No nuke deal yet, but Japan offers Modi bullet trains
Japanese PM Shinzo Abe promised 3.5 trillion yen of public and private investment over the next five years under the India-Japan Investment Promotion Partnership. PM Modi wants Japanese to be taught onlineindia Updated: Sep 01, 2014 19:56 IST
On Day 3 of prime minister Narendra Modi's visit to Japan there was no breakthrough on the civil nuclear or defence deals, but India received promises of huge investments in other sectors.
Japanese PM Shinzo Abe promised 3.5 trillion yen of public and private investment over the next five years under the India-Japan Investment Promotion Partnership. This would mean that Japan would double its investment and number of companies in India during this period.
Abe also offered Japanese bullet train technology with financing and operational support, for which Modi thanked him.
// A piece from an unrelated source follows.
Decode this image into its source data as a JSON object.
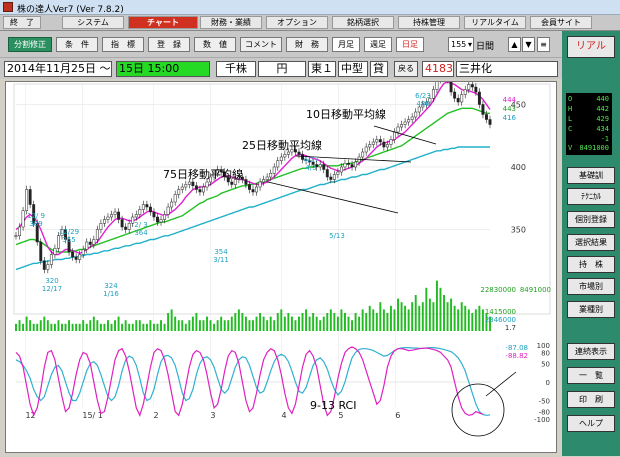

The feasibility study for the Mumbai-Ahmedabad route is still on.
Japan also promised to remove six of India’s space and defence-related entities from Japan's Foreign End User List.
Earlier Modi delighted his Japanese hosts with an apparent swipe at China.
Modi, addressing Japanese industrialists, said that expansionism would never lead to progress in the modern world, and referred to encroachment and capture of others' territory, a possible allusion to China's claim on the Japanese-controlled Senkaku islands.
Japan's relations with China, never cordial, have steadily worsened under PM Shinzo Abe, and the Japanese are trying to build ties with India to counter their traditional rivals.
"If you look all around you, we see the expansionism of the 18th century," Modi said. "In the 21st century, if Asia is to lead the world, India and Japan should together raise the prestige of the path of development."
Modi also promised to set up a special management team for facilitating business with Japan directly under the Prime Minister's Office, even offering to include two nominees of Japanese business.